I went to church on Sunday. A normal and simple thing for a Christian to do, you might say. And indeed, I do it every week, and indeed, this week it was as simple as always. I got up early, hopped on a green Egged bus to the Old City, and hurried through the Jaffa Gate and along Christian Quarter Road, enjoying the silent peace of the streets when all the stores were shuttered and locked before the beginning of the day.

When I reached the Church of the Holy Sepulchre, I slipped across the courtyard and inside the Greek Orthodox Catholicon just in time for the beginning of Orthros. As the priests processed through the Aedicule of Christ’s crypt and into the main Greek Orthodox sanctuary, the familiar holy scent of incense filled my nostrils, the solemn chanting of the priests soothed my ears as doves flitted about in the dome up above, and the presence of others congregating around the church calmed me as they silently gathered to light their candles and worship.

Perhaps it was a bit odd, going to church on a day that in Israel is the start of the work week. Perhaps it was a bit odd, heading to worship when those on the bus around me were bustling to their jobs or heading out to do their weekly shopping. Perhaps it was a bit odd, but it was easy, natural, simple — something that is hardly natural, easy, or simple in the rest of the Middle East.

Greek Orthodox Orthros at Church of the Holy Sepulchre.

Greek Orthodox Orthros at Church of the Holy Sepulchre.

It’s certainly not easy, natural, or simple for my brothers and sisters in Iraq, where Christians have been kicked out of their homes by ISIS, slaughtered, and forced into refugee camps in Kurdistan. It is not as easy for the minority of Coptic Christians continually threatened and faced with violence and hatred in Egypt. It is not as easy for the Christians in Syria, suffering from the persecution of ISIS and the Syrian civil war. It is not easy for Christians nearly anywhere else in the Middle East — except here, in Israel, where the Basic Laws of Israel protect the free practice of religion in this country. It is a protection denied to my brethren in surrounding countries.
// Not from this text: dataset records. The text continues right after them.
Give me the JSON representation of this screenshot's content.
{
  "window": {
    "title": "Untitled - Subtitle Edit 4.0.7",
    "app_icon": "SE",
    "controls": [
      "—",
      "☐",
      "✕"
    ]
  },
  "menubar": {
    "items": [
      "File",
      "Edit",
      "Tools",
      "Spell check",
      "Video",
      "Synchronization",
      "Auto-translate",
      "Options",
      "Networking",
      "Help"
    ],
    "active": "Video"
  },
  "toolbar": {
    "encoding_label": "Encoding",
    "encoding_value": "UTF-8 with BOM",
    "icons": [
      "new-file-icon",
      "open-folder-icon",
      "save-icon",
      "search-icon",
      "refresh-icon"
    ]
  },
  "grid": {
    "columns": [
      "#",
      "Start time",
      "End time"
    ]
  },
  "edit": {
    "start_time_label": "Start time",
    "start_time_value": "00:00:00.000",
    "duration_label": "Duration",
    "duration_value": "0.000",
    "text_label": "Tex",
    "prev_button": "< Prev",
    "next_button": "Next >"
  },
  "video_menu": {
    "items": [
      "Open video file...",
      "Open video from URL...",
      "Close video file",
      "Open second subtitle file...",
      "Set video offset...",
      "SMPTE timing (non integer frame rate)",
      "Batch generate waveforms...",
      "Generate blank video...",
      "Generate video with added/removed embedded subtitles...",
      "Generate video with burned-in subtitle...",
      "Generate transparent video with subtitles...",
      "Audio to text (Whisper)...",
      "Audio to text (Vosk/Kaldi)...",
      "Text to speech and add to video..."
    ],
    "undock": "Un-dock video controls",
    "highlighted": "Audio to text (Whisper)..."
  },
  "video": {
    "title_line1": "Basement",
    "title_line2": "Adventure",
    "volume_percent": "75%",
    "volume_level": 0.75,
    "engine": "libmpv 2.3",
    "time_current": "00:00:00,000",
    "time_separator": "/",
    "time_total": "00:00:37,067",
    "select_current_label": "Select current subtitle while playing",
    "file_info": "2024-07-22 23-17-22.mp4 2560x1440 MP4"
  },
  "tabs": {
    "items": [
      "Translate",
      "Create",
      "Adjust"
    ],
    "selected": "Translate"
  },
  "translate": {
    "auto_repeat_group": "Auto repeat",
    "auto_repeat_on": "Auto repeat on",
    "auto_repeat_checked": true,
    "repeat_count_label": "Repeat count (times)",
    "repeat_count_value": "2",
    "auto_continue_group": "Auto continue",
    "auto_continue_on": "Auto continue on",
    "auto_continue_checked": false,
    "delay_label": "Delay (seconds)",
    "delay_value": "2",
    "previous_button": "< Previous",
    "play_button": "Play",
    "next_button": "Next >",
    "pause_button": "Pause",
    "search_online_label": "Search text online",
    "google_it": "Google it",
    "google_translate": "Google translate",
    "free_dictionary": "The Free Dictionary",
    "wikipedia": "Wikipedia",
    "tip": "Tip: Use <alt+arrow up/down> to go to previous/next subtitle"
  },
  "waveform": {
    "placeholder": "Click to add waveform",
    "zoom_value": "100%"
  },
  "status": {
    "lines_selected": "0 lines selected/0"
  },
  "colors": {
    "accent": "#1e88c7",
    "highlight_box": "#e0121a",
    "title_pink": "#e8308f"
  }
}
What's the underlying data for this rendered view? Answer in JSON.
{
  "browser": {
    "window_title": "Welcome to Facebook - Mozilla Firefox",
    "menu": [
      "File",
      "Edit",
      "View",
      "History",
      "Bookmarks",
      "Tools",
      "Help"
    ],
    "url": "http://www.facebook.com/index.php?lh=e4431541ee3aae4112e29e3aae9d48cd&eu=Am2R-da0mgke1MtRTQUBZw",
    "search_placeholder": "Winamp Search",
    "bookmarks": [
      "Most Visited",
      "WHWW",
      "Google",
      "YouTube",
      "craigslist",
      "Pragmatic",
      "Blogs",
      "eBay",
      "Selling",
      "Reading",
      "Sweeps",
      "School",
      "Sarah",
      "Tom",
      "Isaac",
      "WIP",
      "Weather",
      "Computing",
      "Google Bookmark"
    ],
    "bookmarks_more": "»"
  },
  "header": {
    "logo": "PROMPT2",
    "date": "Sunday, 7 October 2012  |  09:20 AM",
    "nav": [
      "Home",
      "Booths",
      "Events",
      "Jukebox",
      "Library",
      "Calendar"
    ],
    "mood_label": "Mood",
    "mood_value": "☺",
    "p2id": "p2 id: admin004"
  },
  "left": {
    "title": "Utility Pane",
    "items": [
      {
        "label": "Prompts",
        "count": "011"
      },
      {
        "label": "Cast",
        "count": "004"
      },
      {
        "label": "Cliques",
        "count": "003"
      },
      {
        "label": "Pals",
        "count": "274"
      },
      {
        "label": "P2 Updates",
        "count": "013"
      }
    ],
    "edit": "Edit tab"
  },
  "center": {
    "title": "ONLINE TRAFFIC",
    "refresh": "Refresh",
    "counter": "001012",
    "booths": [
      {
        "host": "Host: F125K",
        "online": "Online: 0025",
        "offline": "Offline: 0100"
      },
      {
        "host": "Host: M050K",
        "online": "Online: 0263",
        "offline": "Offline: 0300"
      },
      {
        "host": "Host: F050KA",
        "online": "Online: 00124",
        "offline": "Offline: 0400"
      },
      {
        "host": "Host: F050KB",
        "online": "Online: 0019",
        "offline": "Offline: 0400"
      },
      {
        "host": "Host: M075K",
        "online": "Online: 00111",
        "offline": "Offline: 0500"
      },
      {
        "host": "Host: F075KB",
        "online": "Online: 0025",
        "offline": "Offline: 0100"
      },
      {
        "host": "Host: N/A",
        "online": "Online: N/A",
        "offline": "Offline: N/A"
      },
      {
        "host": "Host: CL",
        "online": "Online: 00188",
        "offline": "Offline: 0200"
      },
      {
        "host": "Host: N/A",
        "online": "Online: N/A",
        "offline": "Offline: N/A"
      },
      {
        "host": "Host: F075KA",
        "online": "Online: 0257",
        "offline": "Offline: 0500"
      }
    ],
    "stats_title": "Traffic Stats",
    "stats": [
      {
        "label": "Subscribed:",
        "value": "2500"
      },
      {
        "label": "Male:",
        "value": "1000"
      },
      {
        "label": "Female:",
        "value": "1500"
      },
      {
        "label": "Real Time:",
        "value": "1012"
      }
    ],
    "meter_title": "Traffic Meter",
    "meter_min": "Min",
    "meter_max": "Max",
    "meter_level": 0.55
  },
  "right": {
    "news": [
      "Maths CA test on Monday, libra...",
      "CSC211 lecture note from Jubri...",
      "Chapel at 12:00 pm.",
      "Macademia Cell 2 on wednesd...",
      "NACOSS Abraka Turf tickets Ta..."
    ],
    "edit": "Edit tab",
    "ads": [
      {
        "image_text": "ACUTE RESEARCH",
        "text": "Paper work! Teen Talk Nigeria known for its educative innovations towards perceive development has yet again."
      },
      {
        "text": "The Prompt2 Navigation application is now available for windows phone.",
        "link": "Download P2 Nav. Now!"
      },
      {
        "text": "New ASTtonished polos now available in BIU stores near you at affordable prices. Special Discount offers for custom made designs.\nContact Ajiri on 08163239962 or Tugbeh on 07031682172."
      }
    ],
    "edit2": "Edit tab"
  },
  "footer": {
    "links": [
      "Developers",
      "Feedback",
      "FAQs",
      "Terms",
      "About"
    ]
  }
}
So this is a simple thank you to Israel — for the simple joy of allowing me to attend church freely on Sunday, and for making it so easy to do so.

It may seem like a silly thing to be thankful for, or an obvious truth hardly even worthy of note, but it is not — it is a tremendous blessing. Moreover, as those nations surrounding Israel that first directed their persecution at driving out the Jews now turn their attention to Christians, it is a blessing that ought never be taken for granted.

I have no one but Israel and Israel’s religious freedom to thank, that as an American Christian visiting Israel I can go to worship freely at the site where many believe Christ was crucified and resurrected. Thank you Israel for your toleration, for your protection, and for providing a sanctuary and haven of freedom as you face the threat of annihilation on all sides.

Thank you for making it so simple for me to go to church on Sunday.